### What you should do
After locating "Give me the", return its line and all lines that follow through the end of the listing below, exactly; leave out pictures.

### Data supplied

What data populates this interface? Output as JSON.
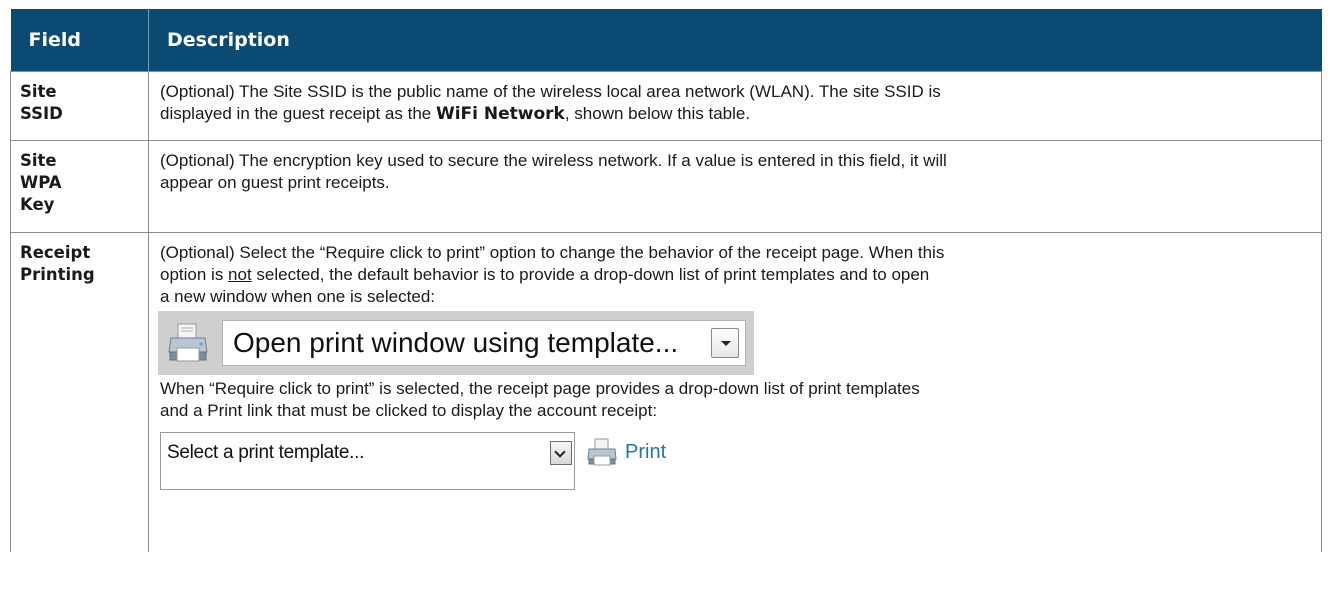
{
  "table": {
    "headers": {
      "field": "Field",
      "description": "Description"
    },
    "rows": [
      {
        "field_lines": [
          "Site",
          "SSID"
        ],
        "desc": {
          "line1": "(Optional) The Site SSID is the public name of the wireless local area network (WLAN). The site SSID is",
          "line2_pre": "displayed in the guest receipt as the ",
          "line2_bold": "WiFi Network",
          "line2_post": ", shown below this table."
        }
      },
      {
        "field_lines": [
          "Site",
          "WPA",
          "Key"
        ],
        "desc": {
          "line1": "(Optional) The encryption key used to secure the wireless network. If a value is entered in this field, it will",
          "line2": "appear on guest print receipts."
        }
      },
      {
        "field_lines": [
          "Receipt",
          "Printing"
        ],
        "desc": {
          "line1": "(Optional) Select the “Require click to print” option to change the behavior of the receipt page. When this",
          "line2_pre": "option is ",
          "line2_underline": "not",
          "line2_post": " selected, the default behavior is to provide a drop-down list of print templates and to open",
          "line3": "a new window when one is selected:",
          "example1_select_value": "Open print window using template...",
          "line4": "When “Require click to print” is selected, the receipt page provides a drop-down list of print templates",
          "line5": "and a Print link that must be clicked to display the account receipt:",
          "example2_select_value": "Select a print template...",
          "example2_link": "Print"
        }
      }
    ]
  },
  "icons": {
    "printer": "printer-icon",
    "dropdown_arrow": "chevron-down-icon"
  },
  "colors": {
    "header_bg": "#0b4a72",
    "header_text": "#ffffff",
    "link": "#2a6ebb",
    "example_bg": "#cfcfcf"
  }
}
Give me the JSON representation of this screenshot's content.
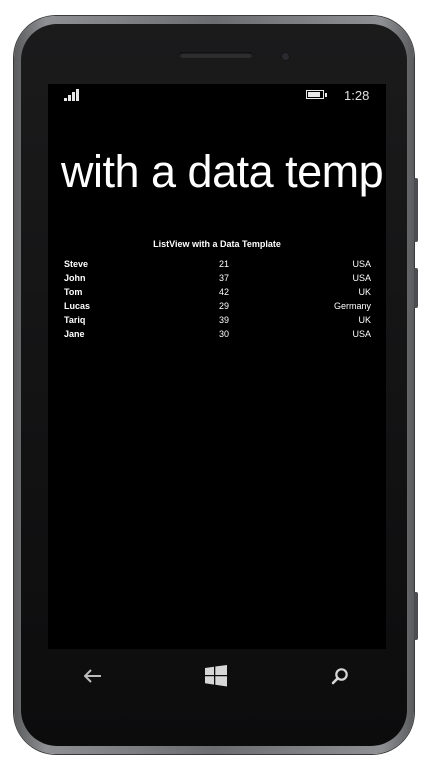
{
  "status_bar": {
    "time": "1:28",
    "signal_icon": "signal-strength-icon",
    "battery_icon": "battery-icon"
  },
  "page": {
    "title": "with a data template"
  },
  "list": {
    "header": "ListView with a Data Template",
    "items": [
      {
        "name": "Steve",
        "age": "21",
        "country": "USA"
      },
      {
        "name": "John",
        "age": "37",
        "country": "USA"
      },
      {
        "name": "Tom",
        "age": "42",
        "country": "UK"
      },
      {
        "name": "Lucas",
        "age": "29",
        "country": "Germany"
      },
      {
        "name": "Tariq",
        "age": "39",
        "country": "UK"
      },
      {
        "name": "Jane",
        "age": "30",
        "country": "USA"
      }
    ]
  },
  "navbar": {
    "back_icon": "back-arrow-icon",
    "start_icon": "windows-logo-icon",
    "search_icon": "search-icon"
  },
  "colors": {
    "screen_background": "#000000",
    "text": "#ffffff"
  }
}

### Task solution
Give me the JSON representation of this screenshot's content.
{
  "status_bar": {
    "time": "1:28",
    "signal_icon": "signal-strength-icon",
    "battery_icon": "battery-icon"
  },
  "page": {
    "title": "with a data template"
  },
  "list": {
    "header": "ListView with a Data Template",
    "items": [
      {
        "name": "Steve",
        "age": "21",
        "country": "USA"
      },
      {
        "name": "John",
        "age": "37",
        "country": "USA"
      },
      {
        "name": "Tom",
        "age": "42",
        "country": "UK"
      },
      {
        "name": "Lucas",
        "age": "29",
        "country": "Germany"
      },
      {
        "name": "Tariq",
        "age": "39",
        "country": "UK"
      },
      {
        "name": "Jane",
        "age": "30",
        "country": "USA"
      }
    ]
  },
  "navbar": {
    "back_icon": "back-arrow-icon",
    "start_icon": "windows-logo-icon",
    "search_icon": "search-icon"
  },
  "colors": {
    "screen_background": "#000000",
    "text": "#ffffff"
  }
}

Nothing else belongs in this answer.